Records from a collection
+++

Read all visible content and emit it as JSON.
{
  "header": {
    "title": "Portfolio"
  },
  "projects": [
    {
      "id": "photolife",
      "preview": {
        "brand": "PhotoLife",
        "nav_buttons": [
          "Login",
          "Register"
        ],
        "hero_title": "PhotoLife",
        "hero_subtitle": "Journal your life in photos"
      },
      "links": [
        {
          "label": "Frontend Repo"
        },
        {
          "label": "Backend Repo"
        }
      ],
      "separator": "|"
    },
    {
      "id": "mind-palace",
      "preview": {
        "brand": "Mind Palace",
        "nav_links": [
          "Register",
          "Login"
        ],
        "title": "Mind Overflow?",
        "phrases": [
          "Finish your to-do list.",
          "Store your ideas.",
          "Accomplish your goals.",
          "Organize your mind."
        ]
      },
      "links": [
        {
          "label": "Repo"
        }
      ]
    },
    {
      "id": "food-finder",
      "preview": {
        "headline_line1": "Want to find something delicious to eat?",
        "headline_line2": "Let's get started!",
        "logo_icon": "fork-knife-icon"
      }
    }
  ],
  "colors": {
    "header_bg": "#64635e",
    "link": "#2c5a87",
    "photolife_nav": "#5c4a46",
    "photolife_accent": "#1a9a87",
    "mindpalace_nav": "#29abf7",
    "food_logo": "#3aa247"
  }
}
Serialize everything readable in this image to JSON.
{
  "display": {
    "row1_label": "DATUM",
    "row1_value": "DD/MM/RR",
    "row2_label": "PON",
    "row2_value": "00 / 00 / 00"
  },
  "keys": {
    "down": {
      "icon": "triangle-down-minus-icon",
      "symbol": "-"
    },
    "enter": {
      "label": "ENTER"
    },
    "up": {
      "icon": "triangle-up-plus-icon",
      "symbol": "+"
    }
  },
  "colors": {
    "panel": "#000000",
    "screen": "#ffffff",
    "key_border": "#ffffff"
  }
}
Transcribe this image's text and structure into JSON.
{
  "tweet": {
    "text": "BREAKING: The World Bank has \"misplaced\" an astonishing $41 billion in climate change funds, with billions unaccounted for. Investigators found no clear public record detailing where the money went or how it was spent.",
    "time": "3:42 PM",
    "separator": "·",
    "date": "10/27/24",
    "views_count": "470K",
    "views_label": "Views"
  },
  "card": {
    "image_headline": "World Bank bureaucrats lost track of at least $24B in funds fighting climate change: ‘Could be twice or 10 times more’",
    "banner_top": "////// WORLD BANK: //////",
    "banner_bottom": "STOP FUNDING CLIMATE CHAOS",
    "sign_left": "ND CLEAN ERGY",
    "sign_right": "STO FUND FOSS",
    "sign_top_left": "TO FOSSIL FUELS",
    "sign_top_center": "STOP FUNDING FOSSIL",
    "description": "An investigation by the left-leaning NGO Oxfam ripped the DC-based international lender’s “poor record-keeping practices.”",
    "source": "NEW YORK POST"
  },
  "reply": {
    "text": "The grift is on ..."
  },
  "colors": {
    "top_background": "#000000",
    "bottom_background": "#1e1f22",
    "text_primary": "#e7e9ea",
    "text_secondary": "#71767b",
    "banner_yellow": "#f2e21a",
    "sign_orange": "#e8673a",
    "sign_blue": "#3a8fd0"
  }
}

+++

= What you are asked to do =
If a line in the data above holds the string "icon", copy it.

= Finished task =
        "logo_icon": "fork-knife-icon"
      "icon": "triangle-down-minus-icon",
      "icon": "triangle-up-plus-icon",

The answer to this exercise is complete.